There are great tools for this kind of thing now, the most common one people use is Textio. If you don’t have access to those tools, I would suggest relying on the network of people around you to act as editors and give you their honest take on this stuff. Relative Insight conducted some research into this space, and using more feminine language was proven not to put off men, in the same way that masculine language can put off women. They looked at this across political campaigns, but the same is true across all mediums.

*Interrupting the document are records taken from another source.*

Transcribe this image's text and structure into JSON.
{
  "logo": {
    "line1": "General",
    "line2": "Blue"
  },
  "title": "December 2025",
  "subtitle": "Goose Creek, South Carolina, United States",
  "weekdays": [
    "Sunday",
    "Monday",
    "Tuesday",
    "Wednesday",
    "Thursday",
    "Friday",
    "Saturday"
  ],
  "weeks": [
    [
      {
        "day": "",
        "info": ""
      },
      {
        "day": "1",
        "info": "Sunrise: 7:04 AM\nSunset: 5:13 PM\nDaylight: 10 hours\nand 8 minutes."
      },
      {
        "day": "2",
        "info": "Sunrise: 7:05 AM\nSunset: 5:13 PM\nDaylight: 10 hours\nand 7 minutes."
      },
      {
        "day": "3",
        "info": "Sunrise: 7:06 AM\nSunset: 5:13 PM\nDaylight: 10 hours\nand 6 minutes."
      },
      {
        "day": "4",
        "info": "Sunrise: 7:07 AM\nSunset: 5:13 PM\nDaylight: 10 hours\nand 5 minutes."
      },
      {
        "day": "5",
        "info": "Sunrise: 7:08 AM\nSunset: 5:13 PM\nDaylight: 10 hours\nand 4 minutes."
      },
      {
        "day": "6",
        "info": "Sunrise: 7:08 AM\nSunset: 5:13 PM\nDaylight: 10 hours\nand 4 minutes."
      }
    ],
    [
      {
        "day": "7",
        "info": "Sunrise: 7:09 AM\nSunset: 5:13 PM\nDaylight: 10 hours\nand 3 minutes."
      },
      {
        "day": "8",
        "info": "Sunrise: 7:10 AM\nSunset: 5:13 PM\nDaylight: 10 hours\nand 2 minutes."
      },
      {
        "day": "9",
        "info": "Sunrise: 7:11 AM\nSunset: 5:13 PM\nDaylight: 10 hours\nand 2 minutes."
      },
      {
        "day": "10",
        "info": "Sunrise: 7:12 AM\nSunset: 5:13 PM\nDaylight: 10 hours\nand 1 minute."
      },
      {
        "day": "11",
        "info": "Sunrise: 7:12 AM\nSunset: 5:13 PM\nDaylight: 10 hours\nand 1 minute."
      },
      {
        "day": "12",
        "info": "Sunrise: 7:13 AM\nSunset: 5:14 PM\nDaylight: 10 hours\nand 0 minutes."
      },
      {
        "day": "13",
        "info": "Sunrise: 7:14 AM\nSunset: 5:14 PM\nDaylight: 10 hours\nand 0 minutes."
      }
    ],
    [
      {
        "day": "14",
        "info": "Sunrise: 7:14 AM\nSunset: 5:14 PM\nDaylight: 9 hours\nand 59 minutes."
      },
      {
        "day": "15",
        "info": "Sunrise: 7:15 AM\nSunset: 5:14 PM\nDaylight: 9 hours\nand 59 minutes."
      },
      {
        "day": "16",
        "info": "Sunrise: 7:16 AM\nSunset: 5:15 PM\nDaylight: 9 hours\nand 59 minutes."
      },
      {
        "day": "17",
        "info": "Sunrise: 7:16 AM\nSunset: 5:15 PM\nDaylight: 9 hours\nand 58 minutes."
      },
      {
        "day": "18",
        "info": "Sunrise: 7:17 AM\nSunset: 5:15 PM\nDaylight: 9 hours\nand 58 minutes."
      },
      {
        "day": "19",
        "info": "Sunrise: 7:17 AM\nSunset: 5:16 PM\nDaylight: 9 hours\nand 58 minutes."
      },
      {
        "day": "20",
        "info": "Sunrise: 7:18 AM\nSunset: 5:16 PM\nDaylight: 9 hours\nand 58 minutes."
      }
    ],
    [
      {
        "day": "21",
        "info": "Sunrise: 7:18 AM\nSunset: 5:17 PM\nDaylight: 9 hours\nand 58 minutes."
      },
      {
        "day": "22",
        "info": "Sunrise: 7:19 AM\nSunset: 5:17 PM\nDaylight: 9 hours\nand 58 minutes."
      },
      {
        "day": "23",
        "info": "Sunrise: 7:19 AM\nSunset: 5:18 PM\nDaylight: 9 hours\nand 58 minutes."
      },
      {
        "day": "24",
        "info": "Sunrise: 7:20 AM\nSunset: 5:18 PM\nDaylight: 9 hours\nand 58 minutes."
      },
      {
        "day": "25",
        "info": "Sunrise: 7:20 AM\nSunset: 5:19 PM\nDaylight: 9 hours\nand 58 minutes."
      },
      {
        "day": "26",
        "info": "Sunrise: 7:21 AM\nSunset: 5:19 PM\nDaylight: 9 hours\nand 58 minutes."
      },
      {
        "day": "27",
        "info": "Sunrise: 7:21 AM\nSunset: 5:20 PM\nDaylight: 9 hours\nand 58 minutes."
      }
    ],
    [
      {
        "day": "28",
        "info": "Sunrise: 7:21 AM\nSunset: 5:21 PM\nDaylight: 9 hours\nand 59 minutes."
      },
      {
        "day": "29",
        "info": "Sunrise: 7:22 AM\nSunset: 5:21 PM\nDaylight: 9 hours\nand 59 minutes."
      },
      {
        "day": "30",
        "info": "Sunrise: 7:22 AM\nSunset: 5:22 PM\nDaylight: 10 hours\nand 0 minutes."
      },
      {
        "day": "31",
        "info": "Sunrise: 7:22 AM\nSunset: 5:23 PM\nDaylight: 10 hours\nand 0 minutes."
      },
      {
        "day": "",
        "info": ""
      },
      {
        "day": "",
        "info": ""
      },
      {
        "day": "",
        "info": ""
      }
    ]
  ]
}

Therefore by targeting your language more towards a female audience, you will find yourself appealing to a more gender neutral audience.
Ruth Penfold, Director of Talent Acquisition, Shazam.
Focus on job titles, job descriptions and advertisements that are free from unconscious bias and reflect best practice. Women may be deterred from applying in response to job descriptions that are heavy with masculine coded language. Try to remove the need for gendered pronouns, ensure that content has a universal appeal.
Research shows that women won’t apply for a job they do not 100% qualify for, whereas men will apply when they feel they’re only 60% qualified for. Try to convey that there is room for negotiation around the qualifications and experience required so returning mothers are not excluded.
Liz Sebag-Montefiore, Director and Co-Founder, 10Eighty.
Word choice is key to making job descriptions more gender neutral. Science and psychology have shown that feminine language is more communal, social and emotional versus contrasting masculine language. For example, using words such as “committed” (feminine) compared to “determined” (its masculine counterpart).
If we are taking care to ensure a job advertisement appeals to applicants of all genders, we are likely to be more inclusive and less “stereotypically traditional” in whom we attract. There are helpful decoding tools available online to identify and remove gender bias in job advertisements – explore, search, discover!
Libby Herrmann, Client Relationship Manager, WilsonHCG.
Job descriptions are so important. They are the first impression of a company’s culture. There is software available now that can remove and replace gendered descriptions and words. There are certain phrases that can either attract more men or women. These should be identified and replaced to attract a more balanced candidate pool. How a firm describes itself in a job description is also important.
Poonam Mawani, Director, Azuki Accounts.
Luckily, this can be pretty easy. Review your job descriptions with the lens of “Who is the audience here?” If your answer is “any qualified candidate, regardless of gender,” you’ve done a good job! It’s not just about the presence of gender-specific pronouns – it’s also about using language that is inclusive of all genders. Stay away from phrases like “kick ass,” “ninja,” and, believe it or not, “brah.” You can also ask a few employees of various genders to read the descriptions and solicit feedback.
Amanda Bell, Director of Recruiting, Lever.